Here's the first bit. If you like it, ask nicely and I'll send it to you as a present. 😉

The Tower of Yule

To those in the U.S.A.

May I be the first to wish you a HAPPY THANKSGIVING!

To those who don't celebrate, I wish you a HAPPY THURSDAY!

Hunnybun’s synopsis try

Hunnybun took a stab at this synopsis thing, and except for not including the ending, what'cha think? Would you pick up this book?

June’s life has gone to hell. Fresh out of college, she suddenly finds herself out of a job, apartment and boyfriend, all in the space of a month. Having received a job offer from a friend across the country, she packed and headed out, only to find herself seeking shelter in a seedy motel when her car breaks down.  
When Peaches, a marmalade tabby, appears out of the storm and informs her that he is her familiar and she is a wizard, she feels the catastrophe of her life is complete. Wizards in her world are considered evil, hunted ruthlessly by the government, and now all the stress in her life has awakened her own latent magical talent!
After Peaches takes her home to his cattery, June discovers that all is not as it seems and the lines of who is good or evil are not so clearly defined. As she grows into her talent, June discovers that wizards aren’t the evil creatures that she’d been led to believe, and their world is worth defending. And defend it she must, as when her new home is attacked, she finds herself soon defending all familiars from government led genocide.

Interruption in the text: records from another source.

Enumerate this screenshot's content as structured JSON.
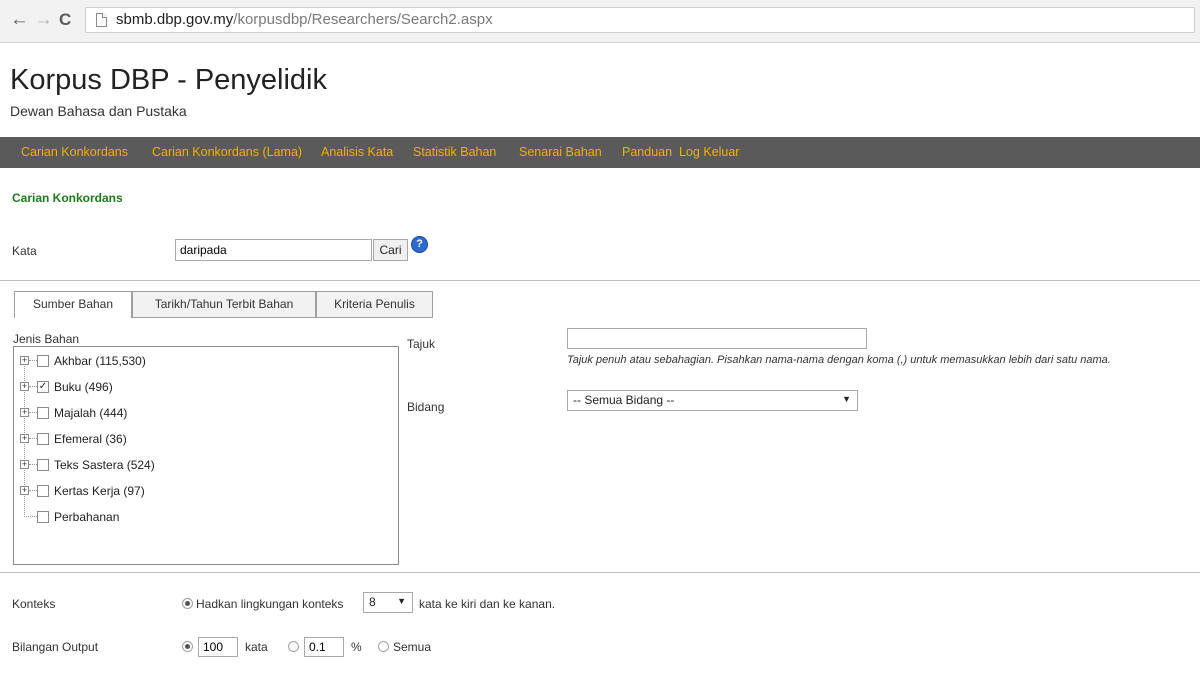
{
  "browser": {
    "back_glyph": "←",
    "forward_glyph": "→",
    "reload_glyph": "C",
    "url_host": "sbmb.dbp.gov.my",
    "url_path": "/korpusdbp/Researchers/Search2.aspx"
  },
  "header": {
    "title": "Korpus DBP - Penyelidik",
    "subtitle": "Dewan Bahasa dan Pustaka"
  },
  "menu": {
    "items": [
      "Carian Konkordans",
      "Carian Konkordans (Lama)",
      "Analisis Kata",
      "Statistik Bahan",
      "Senarai Bahan",
      "Panduan",
      "Log Keluar"
    ],
    "color": "#f5b000",
    "bar_color": "#5a5a5a"
  },
  "section_title": "Carian Konkordans",
  "search": {
    "label": "Kata",
    "value": "daripada",
    "button": "Cari",
    "help_glyph": "?"
  },
  "tabs": [
    "Sumber Bahan",
    "Tarikh/Tahun Terbit Bahan",
    "Kriteria Penulis"
  ],
  "tree": {
    "label": "Jenis Bahan",
    "items": [
      {
        "label": "Akhbar (115,530)",
        "checked": false,
        "expander": "+"
      },
      {
        "label": "Buku (496)",
        "checked": true,
        "expander": "+"
      },
      {
        "label": "Majalah (444)",
        "checked": false,
        "expander": "+"
      },
      {
        "label": "Efemeral (36)",
        "checked": false,
        "expander": "+"
      },
      {
        "label": "Teks Sastera (524)",
        "checked": false,
        "expander": "+"
      },
      {
        "label": "Kertas Kerja (97)",
        "checked": false,
        "expander": "+"
      },
      {
        "label": "Perbahanan",
        "checked": false,
        "expander": ""
      }
    ],
    "check_glyph": "✓"
  },
  "tajuk": {
    "label": "Tajuk",
    "value": "",
    "hint": "Tajuk penuh atau sebahagian. Pisahkan nama-nama dengan koma (,) untuk memasukkan lebih dari satu nama."
  },
  "bidang": {
    "label": "Bidang",
    "selected": "-- Semua Bidang --",
    "caret": "▼"
  },
  "konteks": {
    "label": "Konteks",
    "option_label": "Hadkan lingkungan konteks",
    "value": "8",
    "caret": "▼",
    "suffix": "kata ke kiri dan ke kanan."
  },
  "output": {
    "label": "Bilangan Output",
    "kata_value": "100",
    "kata_unit": "kata",
    "percent_value": "0.1",
    "percent_unit": "%",
    "semua_label": "Semua"
  },
  "colors": {
    "section_title": "#1f7a1f",
    "help_icon": "#2a6bd0"
  }
}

He's pretty good, isn't he? You can tell he reads this kind of stuff. He's got the dustcover prose down pat. Good thing he doesn't have the patience for storywriting and does songs instead or I'd be in trouble! 😀